A Journey For Geography
It was yet another summer of adventure for Willamette teacher Leslie Simmons. She took part in field study and a conference in South Korea.
An Advanced Placement Geography teacher at Wil-Hi, Simmons studied the territorial and geographical naming issues that have persisted on the Korean peninsula since the end of World War II. She presented a paper at the conference that she wrote on geographical naming issues in Eugene.
The Northeast Asian History Foundation sponsored the all-expense paid opportunity.
A summer of worldwide travel and study has been a common occurrence for Simmons, who has had other all-expenses paid study trips to Chile, Nepal, Wales, Botswana, Russia, Mongolia and China.
Spreading Joy at Shasta
The congregation from the Joy Church provided plenty of joy to the folks at Shasta Middle School.
85 church volunteers swarmed Shasta before the school year started.
For the second consecutive summer they spread bark in the gardens, replaced three well-used benches, painted the breezeways, and even brought a professional arborist to trim trees.
Church volunteers are making plans to return for some touch-up painting, and are already talking about coming back next August.
A Path To Fitness
90 tons of gravel – five dump truck loads – has been poured and packed into place to create Danebo Elementary’s new running path.
The quarter mile loop around the field next to the school provides a running track for PE and a walking path for the community.

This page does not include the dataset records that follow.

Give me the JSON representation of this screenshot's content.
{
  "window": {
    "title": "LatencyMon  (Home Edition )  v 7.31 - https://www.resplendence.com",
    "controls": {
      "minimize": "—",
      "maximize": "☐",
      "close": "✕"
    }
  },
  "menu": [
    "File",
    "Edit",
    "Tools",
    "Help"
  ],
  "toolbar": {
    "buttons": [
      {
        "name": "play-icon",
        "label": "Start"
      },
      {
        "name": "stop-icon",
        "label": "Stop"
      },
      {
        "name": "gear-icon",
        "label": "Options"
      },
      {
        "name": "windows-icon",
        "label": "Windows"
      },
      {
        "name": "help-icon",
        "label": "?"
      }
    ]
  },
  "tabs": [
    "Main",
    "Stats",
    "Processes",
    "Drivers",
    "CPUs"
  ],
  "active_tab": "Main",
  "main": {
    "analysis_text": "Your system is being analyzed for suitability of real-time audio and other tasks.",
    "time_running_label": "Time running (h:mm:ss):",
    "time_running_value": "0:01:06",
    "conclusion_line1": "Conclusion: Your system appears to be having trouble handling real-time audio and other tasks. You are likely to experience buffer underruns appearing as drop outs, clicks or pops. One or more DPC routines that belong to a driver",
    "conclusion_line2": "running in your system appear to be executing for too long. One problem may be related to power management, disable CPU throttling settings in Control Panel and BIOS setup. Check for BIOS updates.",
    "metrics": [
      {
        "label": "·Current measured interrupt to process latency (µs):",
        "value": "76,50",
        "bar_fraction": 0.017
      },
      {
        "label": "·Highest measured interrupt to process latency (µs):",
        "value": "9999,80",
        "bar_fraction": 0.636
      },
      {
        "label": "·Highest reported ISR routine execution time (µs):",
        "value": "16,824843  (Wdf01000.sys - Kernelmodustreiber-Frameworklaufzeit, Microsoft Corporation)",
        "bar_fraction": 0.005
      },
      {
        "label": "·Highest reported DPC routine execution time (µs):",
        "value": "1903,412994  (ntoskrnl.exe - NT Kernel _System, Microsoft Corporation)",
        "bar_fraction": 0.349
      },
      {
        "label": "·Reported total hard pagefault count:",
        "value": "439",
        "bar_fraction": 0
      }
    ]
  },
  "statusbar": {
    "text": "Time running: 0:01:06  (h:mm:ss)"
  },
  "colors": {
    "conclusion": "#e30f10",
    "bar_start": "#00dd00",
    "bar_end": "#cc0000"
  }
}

Danebo used funds from a CATCH (Community Access to Child Health) grant to purchase the gravel and Bethel’s Maintenance staff did all the work.
The path should last for many years, and many miles.
Fun At The Farm
Gardening, cooking, arts and crafts, and enjoying fresh food. It was all part of the program at the Bethel Farm’s summer camp for 4th and 5th graders.
Bethel kids helped harvest potatoes, onions, beans and beets. They made natural dyes from vegetables, and ground their own flour for pizza that they baked with ingredients harvested from the farm.
Kalapuya and Willamette High School students served as camp counselors, and partners from the OSU Extension Service led nutrition and cooking classes.
Here’s a slide show of the first Bethel Farm Summer Camp.
Meals To Go
While school was out for the summer, Bethel’s Nutrition Services staff was keeping children fed.
Under the coordination of Prairie Mountain’s Cary Weeks, nearly 9,000 free lunches were served at State Street Park, Irwin Park, and four Bethel School District sites.
Sack lunches with a milk and fresh veggies from the Bethel Farm hit the spot.
Another 2,500 free breakfasts were also served to local children.
Bethel School District has been providing the free lunches for years as part of the USDA Summer Food Program, but this was a significant expansion of the District’s involvement in keeping kids fed.
Honoring Those Who Serve
Marking the 17th anniversary of the 9/11 attacks, Cascade Middle School Leadership students brought a muffin basket with a card to surprised firefighters at Bethel’s Eugene Station 7.
It was a simple but heartfelt message of thanks for their service.
Although school has only been in session for six days, Cascade’s Leadership kids already have big plans for the school year. They include the Sandy Hook Promise program’s Start With Hello Week, in which students reach out to and include those who may be dealing with social isolation.